On the banks of the Pônsul, ca. 50 km from
Castelo Branco. The Roman town existed at least from
16 B.C., when it received a sun dial from Quintus lalius
Augurinus. At that time it was governed by four magistrates, all with Celtic names, and was not yet a Roman
municipium. Romanization proceeded up to the time of
Claudius, when Roman citizenship was conferred on
Lucius Marcius Avitus, commander of the ala I Singularium civium Romanorum, stationed here from at least
A.D. 41 to no later than 69. Perhaps the mineral wealth of
the region justified the presence of a military detachment,
which was transferred at least by A.D. 69 to Germany.
Egitania became a municipium in the time of the Flavians. Various inscriptions call the city civitas Igaeditanis,
Igaeditanorum, or simply Igaeditania. Almost all the Visigoth kings from Recaredo (586-601) to Rodrigo (710-711) minted coins here. The fortifications, preserved in
almost their entire circuit, include numerous inscriptions
and worked Roman blocks; they date from the end of
the 3d or the beginning of the 4th c. A.D.
The cardo corresponds to the present-day Castelo and
Guimarães streets; the decumanus to Rua Nova. The
mediaeval tower is located on the podium of a Roman
temple, perhaps the Temple of Venus, known from an
inscription of the first half of the 1st c. A.D. and erected
by a certain Modestinus. He may be the Gaius Cantius
Modestinus who built a temple in Midões to the Genius
of the city and another to Victoria (CIL
ii, 401-2). He
was probably a citizen of Celtic origin, a wealthy landowner in the region developed by the road from Emerita to Egitania.
The cathedral, which may lie over a temple to Mars,
has three aisles; it dates from the 6th or 7th c. but has
been much altered. In front of its main door at a lower
level which may be that of the original Christian church,
was a baptistery. The rectangular basin had two other
basins, much smaller and shallower, used for infants.
Outside the walls to the W are traces of a Roman bath.
A Roman bridge nearby crosses the Pônsul. The road
from Emerita to Egitania, which runs across the bridge,
and its extensions to Asturica and Viseu, seem to have
been constructed in A.D. 5 or 6, when Augustus set the
limits of the civitates of the region: those of the Igaeditani, the Lancienses Oppidani, the Mirobrigenses (Ciudad
Rodrigo), Bletisa and Salmantica. Egitania was thus an
important road center. But it was also in a region where
gold was mined, as is attested by an inscription which

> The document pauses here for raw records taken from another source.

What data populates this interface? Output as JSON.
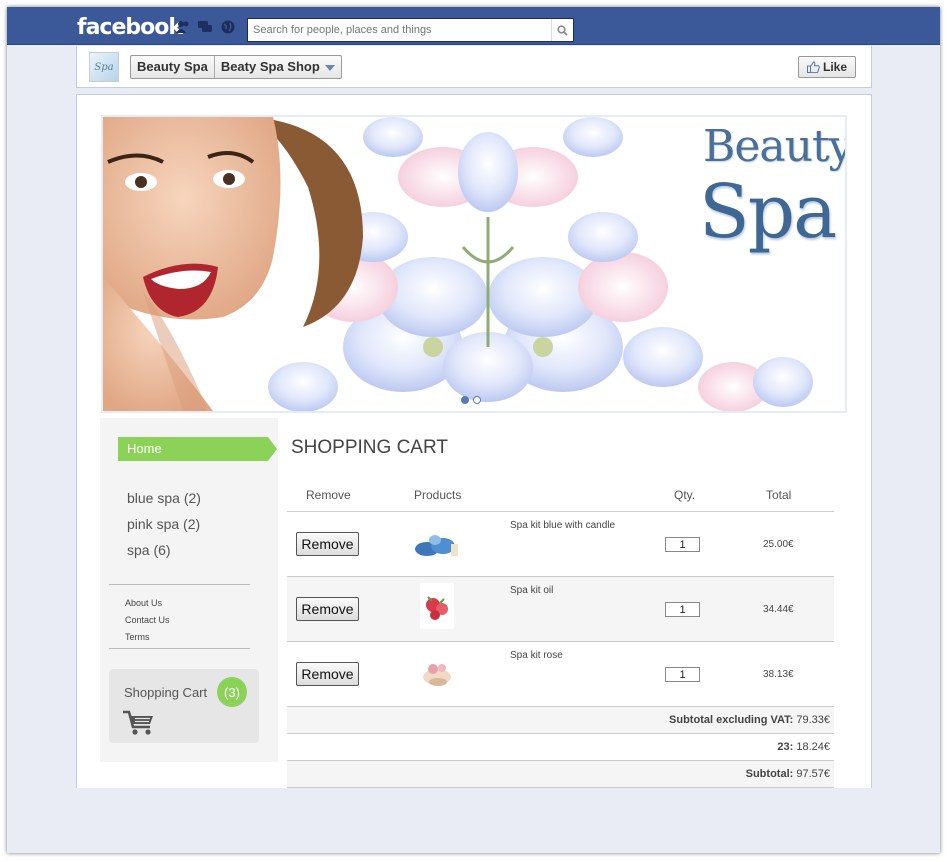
{
  "topbar": {
    "logo": "facebook",
    "search_placeholder": "Search for people, places and things",
    "icons": [
      "friends-icon",
      "messages-icon",
      "notifications-globe-icon",
      "search-icon"
    ]
  },
  "page_header": {
    "avatar_text": "Spa",
    "crumb_page": "Beauty Spa",
    "crumb_app": "Beaty Spa Shop",
    "like_label": "Like"
  },
  "banner": {
    "brand_line1": "Beauty",
    "brand_line2": "Spa",
    "slides": 2,
    "active_slide": 1
  },
  "sidebar": {
    "home_label": "Home",
    "categories": [
      {
        "label": "blue spa (2)"
      },
      {
        "label": "pink spa (2)"
      },
      {
        "label": "spa (6)"
      }
    ],
    "links": [
      {
        "label": "About Us"
      },
      {
        "label": "Contact Us"
      },
      {
        "label": "Terms"
      }
    ],
    "cart_label": "Shopping Cart",
    "cart_count": "(3)"
  },
  "cart": {
    "title": "SHOPPING CART",
    "headers": {
      "remove": "Remove",
      "products": "Products",
      "qty": "Qty.",
      "total": "Total"
    },
    "items": [
      {
        "remove_label": "Remove",
        "name": "Spa kit blue with candle",
        "qty": "1",
        "total": "25.00€"
      },
      {
        "remove_label": "Remove",
        "name": "Spa kit oil",
        "qty": "1",
        "total": "34.44€"
      },
      {
        "remove_label": "Remove",
        "name": "Spa kit rose",
        "qty": "1",
        "total": "38.13€"
      }
    ],
    "summary": [
      {
        "label": "Subtotal excluding VAT:",
        "value": " 79.33€"
      },
      {
        "label": "23:",
        "value": " 18.24€"
      },
      {
        "label": "Subtotal:",
        "value": " 97.57€"
      }
    ]
  },
  "colors": {
    "facebook_blue": "#3b5998",
    "accent_green": "#8cd158",
    "background": "#e9ecf4"
  }
}
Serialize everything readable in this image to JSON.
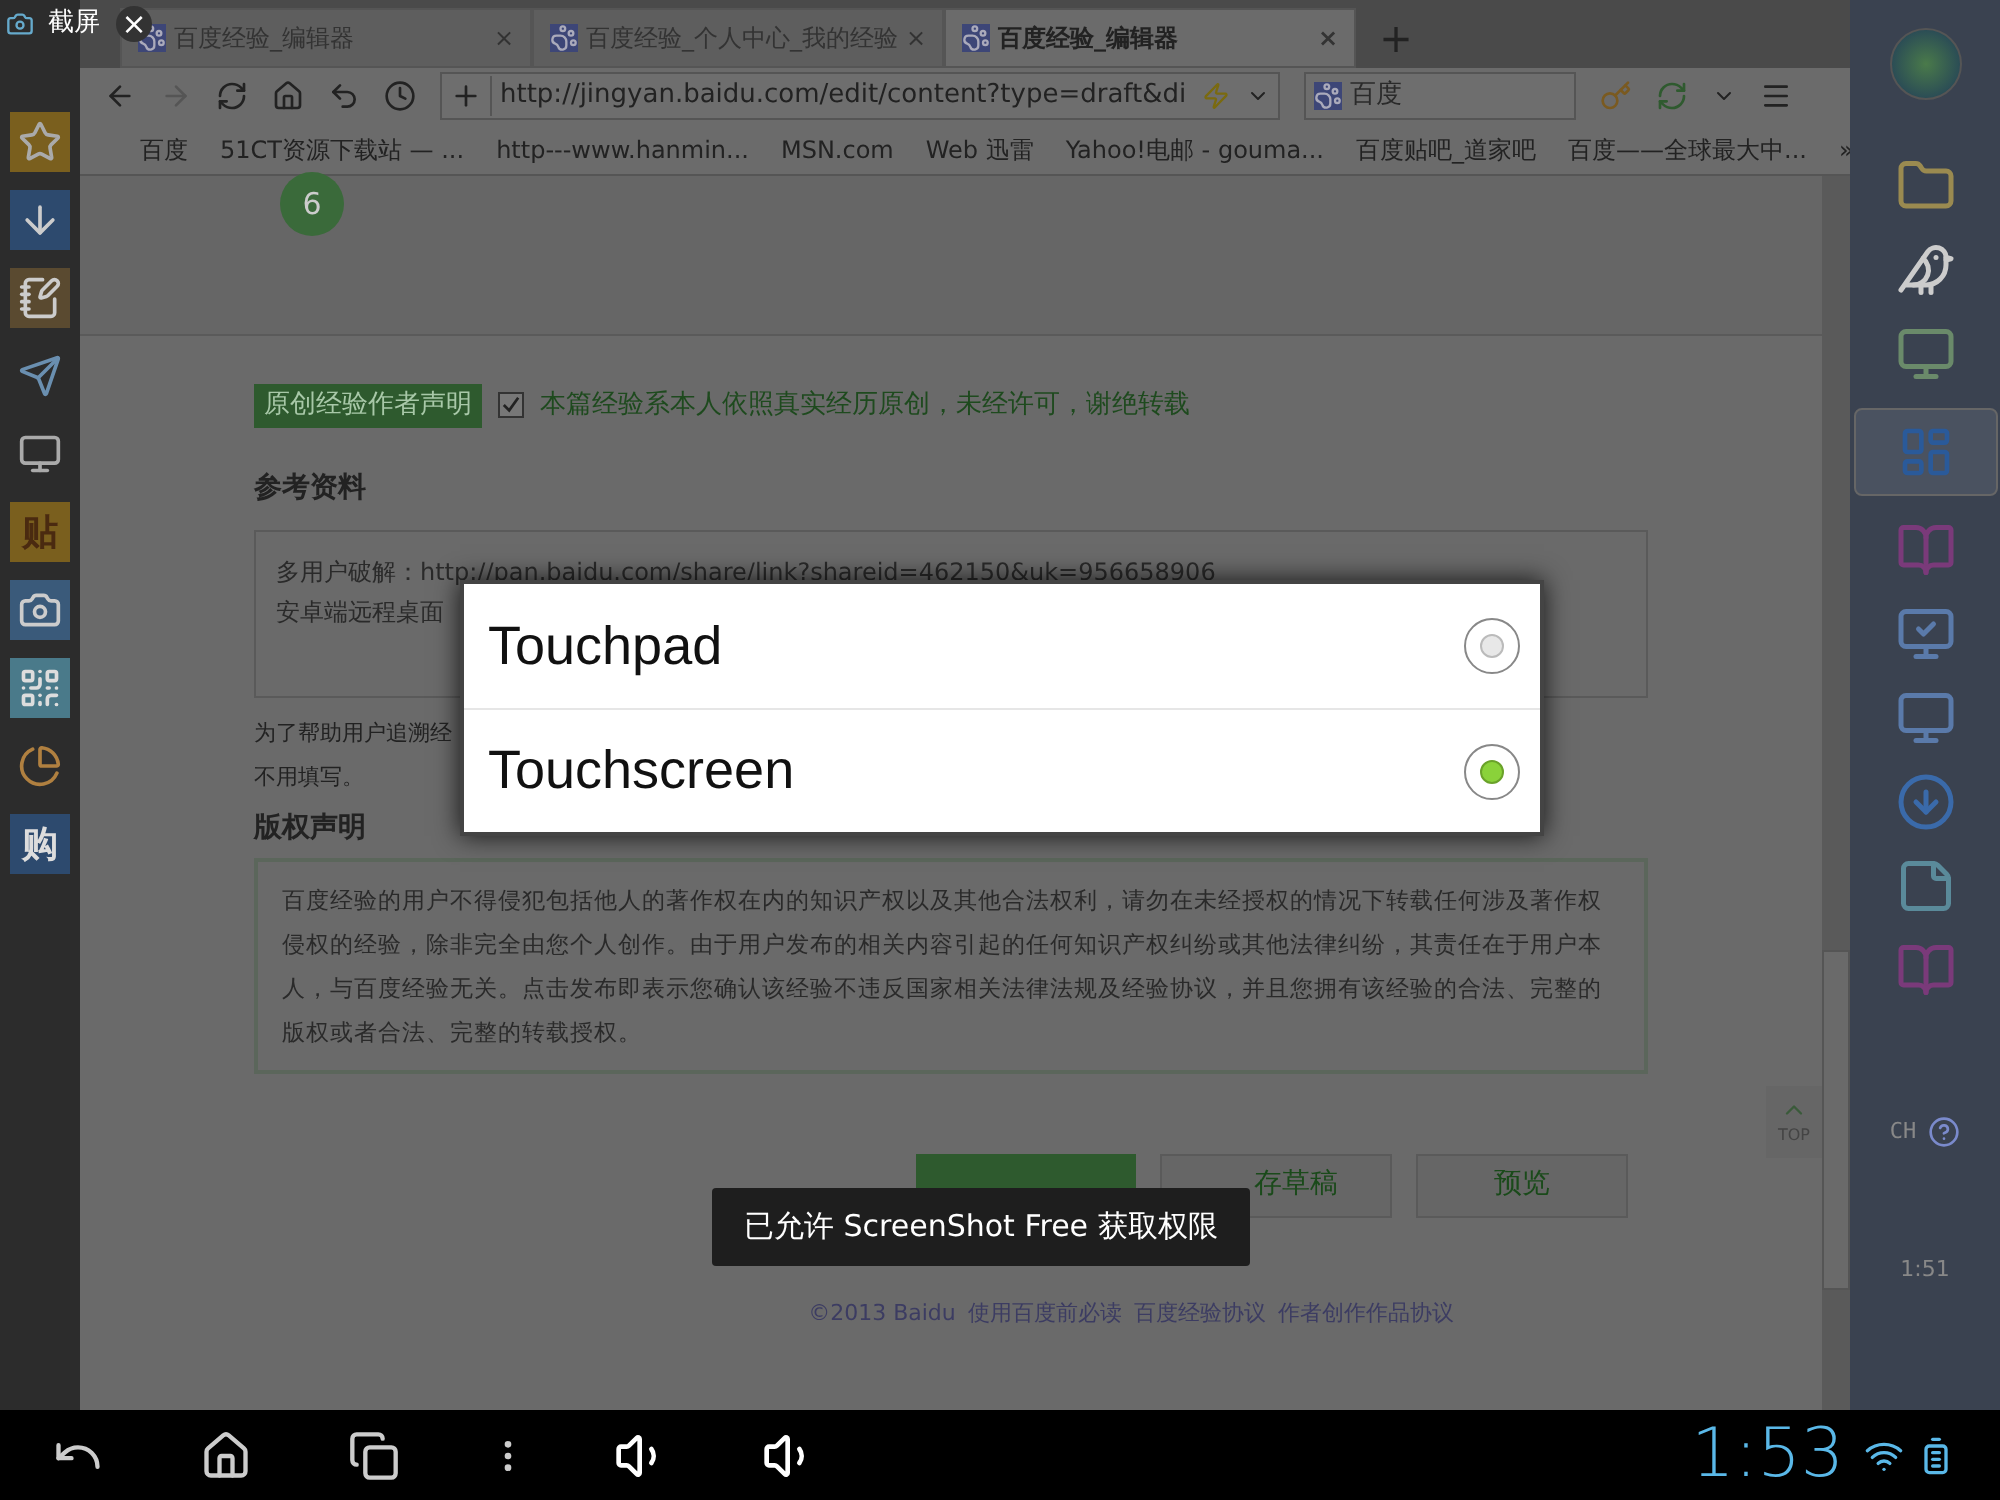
{
  "capture_label": {
    "title": "截屏",
    "close": "×"
  },
  "browser": {
    "tabs": [
      {
        "title": "百度经验_编辑器",
        "selected": false
      },
      {
        "title": "百度经验_个人中心_我的经验",
        "selected": false
      },
      {
        "title": "百度经验_编辑器",
        "selected": true
      }
    ],
    "tab_close": "×",
    "new_tab": "+",
    "address": "http://jingyan.baidu.com/edit/content?type=draft&di",
    "search_placeholder": "百度",
    "bookmarks": [
      "百度",
      "51CT资源下载站 — ...",
      "http---www.hanmin...",
      "MSN.com",
      "Web 迅雷",
      "Yahoo!电邮 - gouma...",
      "百度贴吧_道家吧",
      "百度——全球最大中..."
    ],
    "more_bookmarks": "»"
  },
  "page": {
    "step_number": "6",
    "original_tag": "原创经验作者声明",
    "original_checked": true,
    "original_text": "本篇经验系本人依照真实经历原创，未经许可，谢绝转载",
    "references_title": "参考资料",
    "references_lines": [
      "多用户破解：http://pan.baidu.com/share/link?shareid=462150&uk=956658906",
      "安卓端远程桌面"
    ],
    "help_lines": [
      "为了帮助用户追溯经",
      "不用填写。"
    ],
    "copyright_title": "版权声明",
    "copyright_text": "百度经验的用户不得侵犯包括他人的著作权在内的知识产权以及其他合法权利，请勿在未经授权的情况下转载任何涉及著作权侵权的经验，除非完全由您个人创作。由于用户发布的相关内容引起的任何知识产权纠纷或其他法律纠纷，其责任在于用户本人，与百度经验无关。点击发布即表示您确认该经验不违反国家相关法律法规及经验协议，并且您拥有该经验的合法、完整的版权或者合法、完整的转载授权。",
    "top_label": "TOP",
    "buttons": [
      "存草稿",
      "预览"
    ],
    "footer": [
      "©2013 Baidu",
      "使用百度前必读",
      "百度经验协议",
      "作者创作作品协议"
    ]
  },
  "left_dock": [
    "贴",
    "购"
  ],
  "dialog": {
    "options": [
      {
        "label": "Touchpad",
        "selected": false
      },
      {
        "label": "Touchscreen",
        "selected": true
      }
    ]
  },
  "toast": "已允许 ScreenShot Free 获取权限",
  "taskbar": {
    "language": "CH",
    "clock": "1:51"
  },
  "android_clock": "1:53"
}
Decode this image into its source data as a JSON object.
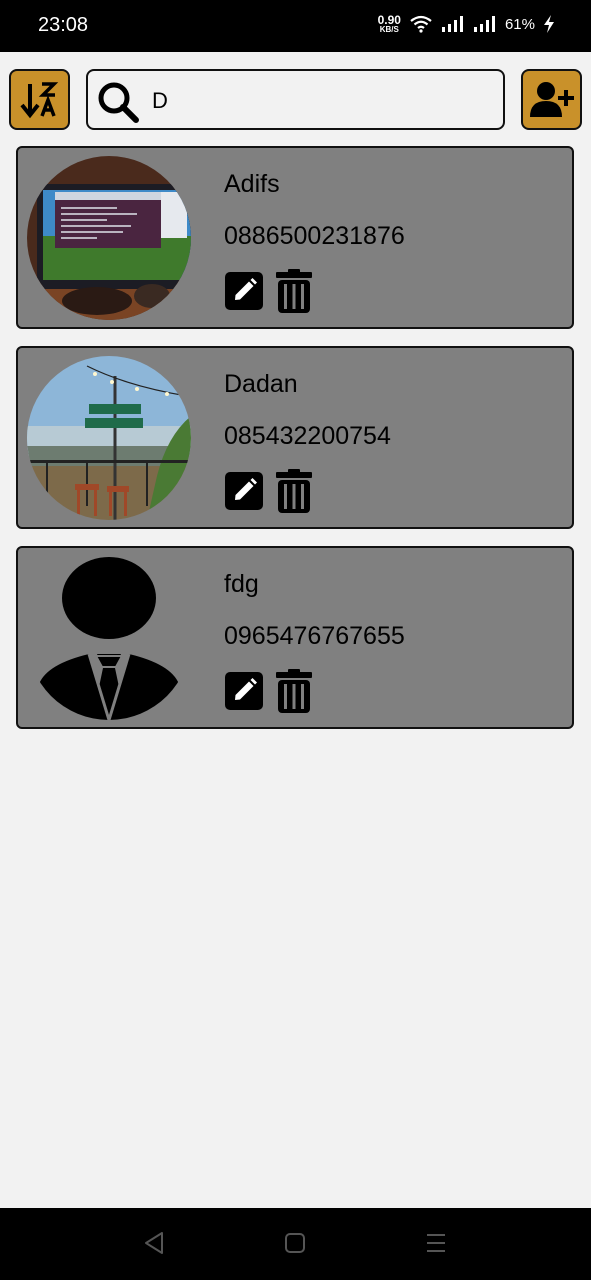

Tiberius Claudius Rufus, made a Roman citizen perhaps
in the time of Claudius, dedicated to Jupiter to thank the
god for 120 pounds of gold.
The finds are for the most part in the local museum.
The 200 or more inscriptions constitute the largest collection in Portugal, and include the oldest inscription
found in Lusitania: that of Quintus lalius Augurinus already cited.
Fernando de Almeida, Egitania
. Arqueologia e História
; id., “O baptistério paleocristão de Idanha-a-Velha (Portugal),” Boletim del Seminario de Estudios de Arte y Arqueologia
31 (1965) 134;
id., “Templo de Venus em Idanha-a-Velha,” Actas e
Memórias do I Congresso Nacional de Arqueologia